"We need an agency to oversee the entire process," he said. "We have to find some enforcement mechanism that has to be public and transparent, otherwise it won't work."
The fight is being driven by junior coalition partner LIDEM, whose leader, Karolína Peake, has already succeeded in implementing a series of government measures to tackle internal corruption. She now wants politicians to produce property statements as soon as they are appointed to office.
"I believe yearly property statements are insufficient," Peake told The Prague Post. "They only state gains during the elected period, but there is nothing to compare the current financial and property situation to. We will never be able to capture all possible ways of avoiding the obligation to declare, but we must at least try to make the room for nontransparency smaller."
Negotiations between the three ruling parties on this topic have yet to bear fruit, although Peake is confident a consensus will be reached when talks over the coalition agreement resume later this month. After that, she hopes the measure will enjoy even broader backing.

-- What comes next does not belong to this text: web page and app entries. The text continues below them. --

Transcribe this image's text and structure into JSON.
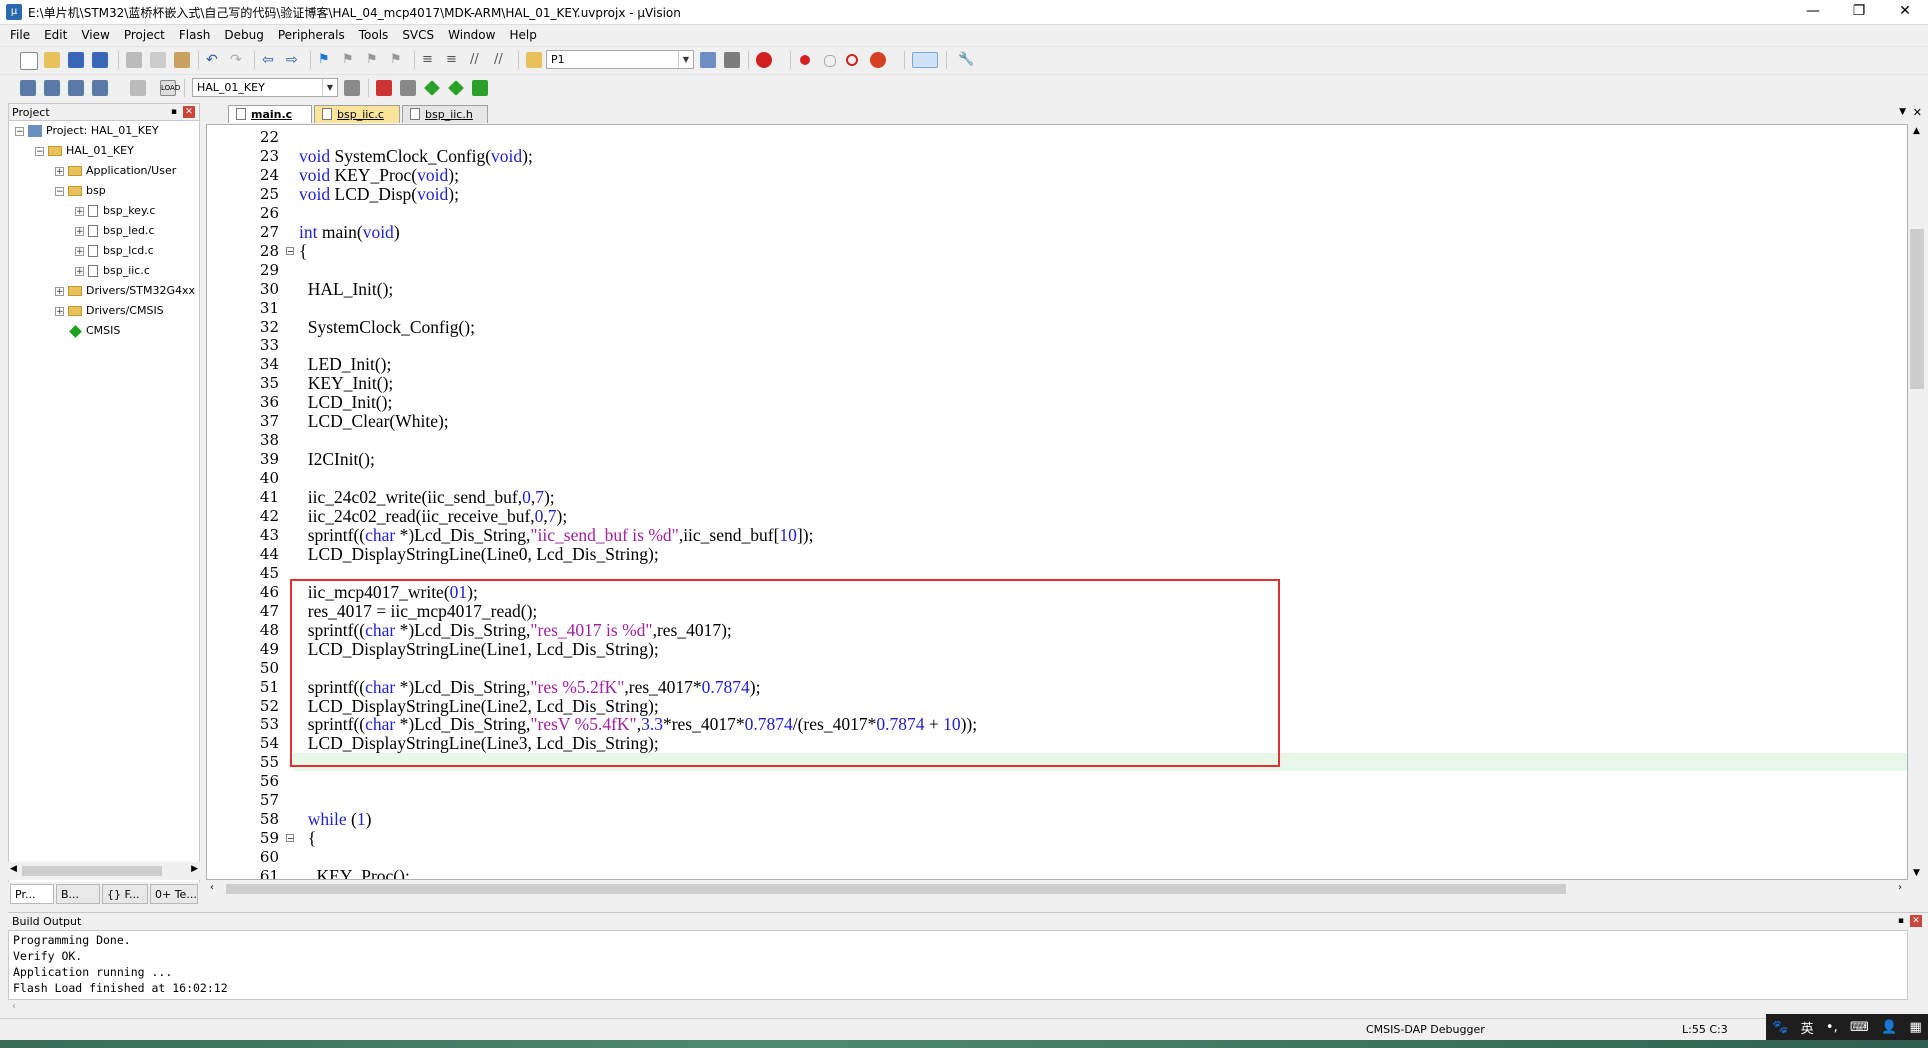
{
  "window": {
    "title": "E:\\单片机\\STM32\\蓝桥杯嵌入式\\自己写的代码\\验证博客\\HAL_04_mcp4017\\MDK-ARM\\HAL_01_KEY.uvprojx - µVision",
    "minimize": "—",
    "maximize": "❐",
    "close": "✕"
  },
  "menu": [
    "File",
    "Edit",
    "View",
    "Project",
    "Flash",
    "Debug",
    "Peripherals",
    "Tools",
    "SVCS",
    "Window",
    "Help"
  ],
  "toolbar1": {
    "find_combo": "P1"
  },
  "toolbar2": {
    "target_combo": "HAL_01_KEY"
  },
  "project": {
    "header": "Project",
    "pin": "📌",
    "close": "✕",
    "tree": [
      {
        "label": "Project: HAL_01_KEY",
        "level": 0,
        "type": "project",
        "toggle": "−"
      },
      {
        "label": "HAL_01_KEY",
        "level": 1,
        "type": "folder",
        "toggle": "−"
      },
      {
        "label": "Application/User",
        "level": 2,
        "type": "folder",
        "toggle": "+"
      },
      {
        "label": "bsp",
        "level": 2,
        "type": "folder",
        "toggle": "−"
      },
      {
        "label": "bsp_key.c",
        "level": 3,
        "type": "file",
        "toggle": "+"
      },
      {
        "label": "bsp_led.c",
        "level": 3,
        "type": "file",
        "toggle": "+"
      },
      {
        "label": "bsp_lcd.c",
        "level": 3,
        "type": "file",
        "toggle": "+"
      },
      {
        "label": "bsp_iic.c",
        "level": 3,
        "type": "file",
        "toggle": "+"
      },
      {
        "label": "Drivers/STM32G4xx",
        "level": 2,
        "type": "folder",
        "toggle": "+"
      },
      {
        "label": "Drivers/CMSIS",
        "level": 2,
        "type": "folder",
        "toggle": "+"
      },
      {
        "label": "CMSIS",
        "level": 2,
        "type": "component",
        "toggle": ""
      }
    ],
    "bottom_tabs": [
      "Pr...",
      "B...",
      "{} F...",
      "0+ Te..."
    ]
  },
  "editor": {
    "tabs": [
      {
        "label": "main.c",
        "active": true
      },
      {
        "label": "bsp_iic.c",
        "active": false
      },
      {
        "label": "bsp_iic.h",
        "active": false
      }
    ],
    "current_line": 55,
    "lines": [
      {
        "n": "22",
        "t": ""
      },
      {
        "n": "23",
        "t": "void SystemClock_Config(void);"
      },
      {
        "n": "24",
        "t": "void KEY_Proc(void);"
      },
      {
        "n": "25",
        "t": "void LCD_Disp(void);"
      },
      {
        "n": "26",
        "t": ""
      },
      {
        "n": "27",
        "t": "int main(void)"
      },
      {
        "n": "28",
        "t": "{",
        "fold": "−"
      },
      {
        "n": "29",
        "t": ""
      },
      {
        "n": "30",
        "t": "  HAL_Init();"
      },
      {
        "n": "31",
        "t": ""
      },
      {
        "n": "32",
        "t": "  SystemClock_Config();"
      },
      {
        "n": "33",
        "t": ""
      },
      {
        "n": "34",
        "t": "  LED_Init();"
      },
      {
        "n": "35",
        "t": "  KEY_Init();"
      },
      {
        "n": "36",
        "t": "  LCD_Init();"
      },
      {
        "n": "37",
        "t": "  LCD_Clear(White);"
      },
      {
        "n": "38",
        "t": ""
      },
      {
        "n": "39",
        "t": "  I2CInit();"
      },
      {
        "n": "40",
        "t": ""
      },
      {
        "n": "41",
        "t": "  iic_24c02_write(iic_send_buf,0,7);"
      },
      {
        "n": "42",
        "t": "  iic_24c02_read(iic_receive_buf,0,7);"
      },
      {
        "n": "43",
        "t": "  sprintf((char *)Lcd_Dis_String,\"iic_send_buf is %d\",iic_send_buf[10]);"
      },
      {
        "n": "44",
        "t": "  LCD_DisplayStringLine(Line0, Lcd_Dis_String);"
      },
      {
        "n": "45",
        "t": ""
      },
      {
        "n": "46",
        "t": "  iic_mcp4017_write(01);"
      },
      {
        "n": "47",
        "t": "  res_4017 = iic_mcp4017_read();"
      },
      {
        "n": "48",
        "t": "  sprintf((char *)Lcd_Dis_String,\"res_4017 is %d\",res_4017);"
      },
      {
        "n": "49",
        "t": "  LCD_DisplayStringLine(Line1, Lcd_Dis_String);"
      },
      {
        "n": "50",
        "t": ""
      },
      {
        "n": "51",
        "t": "  sprintf((char *)Lcd_Dis_String,\"res %5.2fK\",res_4017*0.7874);"
      },
      {
        "n": "52",
        "t": "  LCD_DisplayStringLine(Line2, Lcd_Dis_String);"
      },
      {
        "n": "53",
        "t": "  sprintf((char *)Lcd_Dis_String,\"resV %5.4fK\",3.3*res_4017*0.7874/(res_4017*0.7874 + 10));"
      },
      {
        "n": "54",
        "t": "  LCD_DisplayStringLine(Line3, Lcd_Dis_String);"
      },
      {
        "n": "55",
        "t": ""
      },
      {
        "n": "56",
        "t": ""
      },
      {
        "n": "57",
        "t": ""
      },
      {
        "n": "58",
        "t": "  while (1)"
      },
      {
        "n": "59",
        "t": "  {",
        "fold": "−"
      },
      {
        "n": "60",
        "t": ""
      },
      {
        "n": "61",
        "t": "    KEY_Proc();"
      }
    ]
  },
  "build_output": {
    "header": "Build Output",
    "lines": [
      "Programming Done.",
      "Verify OK.",
      "Application running ...",
      "Flash Load finished at 16:02:12"
    ]
  },
  "status": {
    "debugger": "CMSIS-DAP Debugger",
    "position": "L:55 C:3"
  },
  "ime": {
    "lang": "英"
  }
}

"TOP 09 has already declared its support, but with the ODS - as always - it's going to be a harder fight," Peake said. "The [opposition] Social Democrats want general property statements for everyone, so I hope they accept this version too, unless their actual will to assert property statements is nothing more than a populist declaration."
Jonathan Crane can be reached at